"We know with certainty that Milwaukee's continued growth as a world water technology leader will primarily come from our own academic and business visionaries," said Dean Amhaus, executive director of the Milwaukee Water Council. "The I/UCRC is an excellent vehicle to create powerful collaborations that will solve tomorrow's water challenges."
Research projects include:
• "Chemical Sensors for Monitoring Contaminants in Aqueous Environments." These devices will use chemically modified surfaces, which show stability in water, to achieve low detection limits with class specificity. They can be configured and optimized for the analyte of interest. (Fabien Josse, Marquette)
• "Grey-water assessment" This project will involve an assessment of the current state of grey-water management including: characterization of grey-water, current regulations, current technologies used as well as technology gaps. (Dan Zitomer, Vladimir Novotny, Michael Switzenbaum, Marquette)
• "Hybrid Nanomatrials for Low-Cost Detection of Chemicals and Bacteria in Water." The pilot project will employ hybrid nanomaterials to bring down the cost of water sensors. The goal is to integrate the nanosensors into existing water equipment, such as water meters, to monitor the water quality. (Junhong Chen and Ganhau Lu, UWM)
• "Lead Removal Using Foam Polymers Impregnated with Nano ZrP/TiP." Polymer foams can easily be synthesized with nanoparticles and manufactured into different forms that can be used for lead removal. (Nidal Abu-Zahra, UWM)
• "Micro-Calorimeter Array for Real-Time Water Quality Monitoring." Thermal properties of bio/chemical molecules are unique. This project will examine the use of nanoscale engineering to measure the effect of heat on bio/chemical molecules. Using signal processors to detect hazardous molecular species is a key to real-time water quality monitoring. (Chung Hoon Lee, Marquette)

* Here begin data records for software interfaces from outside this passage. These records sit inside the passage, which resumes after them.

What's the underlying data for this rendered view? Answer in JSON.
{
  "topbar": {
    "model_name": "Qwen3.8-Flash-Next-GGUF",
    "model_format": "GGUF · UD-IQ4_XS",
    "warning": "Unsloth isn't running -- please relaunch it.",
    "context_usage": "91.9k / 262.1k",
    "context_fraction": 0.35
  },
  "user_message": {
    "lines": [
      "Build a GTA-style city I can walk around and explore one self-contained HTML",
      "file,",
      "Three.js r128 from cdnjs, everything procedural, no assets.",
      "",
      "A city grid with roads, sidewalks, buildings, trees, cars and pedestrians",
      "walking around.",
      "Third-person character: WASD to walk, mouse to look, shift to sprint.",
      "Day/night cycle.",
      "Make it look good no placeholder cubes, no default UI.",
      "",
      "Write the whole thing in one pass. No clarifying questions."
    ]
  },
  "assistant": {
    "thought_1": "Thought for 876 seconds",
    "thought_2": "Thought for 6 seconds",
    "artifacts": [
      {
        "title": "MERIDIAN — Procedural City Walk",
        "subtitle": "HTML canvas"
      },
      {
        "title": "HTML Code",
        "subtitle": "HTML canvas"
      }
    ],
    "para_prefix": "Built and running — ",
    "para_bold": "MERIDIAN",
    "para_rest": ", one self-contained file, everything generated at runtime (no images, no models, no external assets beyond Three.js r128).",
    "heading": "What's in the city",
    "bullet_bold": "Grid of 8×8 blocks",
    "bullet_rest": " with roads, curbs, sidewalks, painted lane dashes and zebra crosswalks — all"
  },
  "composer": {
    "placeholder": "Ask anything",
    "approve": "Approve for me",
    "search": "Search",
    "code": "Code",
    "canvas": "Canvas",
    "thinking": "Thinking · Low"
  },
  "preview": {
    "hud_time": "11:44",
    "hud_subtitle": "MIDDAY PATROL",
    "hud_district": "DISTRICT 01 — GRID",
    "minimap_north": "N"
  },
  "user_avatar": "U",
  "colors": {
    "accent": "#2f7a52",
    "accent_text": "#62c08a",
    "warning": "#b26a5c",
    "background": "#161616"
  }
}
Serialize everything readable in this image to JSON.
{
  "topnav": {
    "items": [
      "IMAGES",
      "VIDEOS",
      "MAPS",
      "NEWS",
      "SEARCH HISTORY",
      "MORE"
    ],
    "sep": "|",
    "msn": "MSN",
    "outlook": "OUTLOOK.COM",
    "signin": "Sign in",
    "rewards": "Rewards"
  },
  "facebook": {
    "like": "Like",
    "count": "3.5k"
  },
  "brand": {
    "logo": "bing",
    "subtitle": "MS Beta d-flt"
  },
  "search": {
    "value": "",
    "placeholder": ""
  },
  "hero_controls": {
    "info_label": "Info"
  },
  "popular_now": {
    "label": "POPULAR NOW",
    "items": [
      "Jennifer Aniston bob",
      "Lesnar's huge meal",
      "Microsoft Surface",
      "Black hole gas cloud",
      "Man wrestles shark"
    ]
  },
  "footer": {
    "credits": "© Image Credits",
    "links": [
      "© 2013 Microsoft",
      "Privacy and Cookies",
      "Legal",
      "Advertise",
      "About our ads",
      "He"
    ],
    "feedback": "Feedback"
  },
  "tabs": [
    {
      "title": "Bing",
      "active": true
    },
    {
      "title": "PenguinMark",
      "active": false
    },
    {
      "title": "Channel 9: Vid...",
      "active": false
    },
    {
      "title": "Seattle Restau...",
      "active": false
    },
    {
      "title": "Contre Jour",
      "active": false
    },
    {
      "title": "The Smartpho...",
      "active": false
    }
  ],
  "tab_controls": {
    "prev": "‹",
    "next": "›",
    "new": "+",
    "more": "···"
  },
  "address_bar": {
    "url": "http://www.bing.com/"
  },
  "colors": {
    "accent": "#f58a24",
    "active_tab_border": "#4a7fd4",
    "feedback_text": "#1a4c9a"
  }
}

• "Microbial Fuel Cell Technology for Simultaneous Bioenergy Production and Wastewater Treatment." Microbial fuel cells (MFCs) are a novel technology that can extract electric energy from organic compounds via microbial metabolism. The success of this project will realize the first pilot MFC reactor in the U.S. and move this technology towards commercialization. (Zhen (Jason) He, UWM)
• "Self-Cleaning Materials for Water Industry." Nature has created its own surface-cleaning system in plants like the lotus leaf: Water beads up and rolls off, carrying debris with it. This cleaning ability in materials would be able to delay or prevent surfaces becoming dysfunctional due to deposits. (Pradeep Rohatgi, UWM)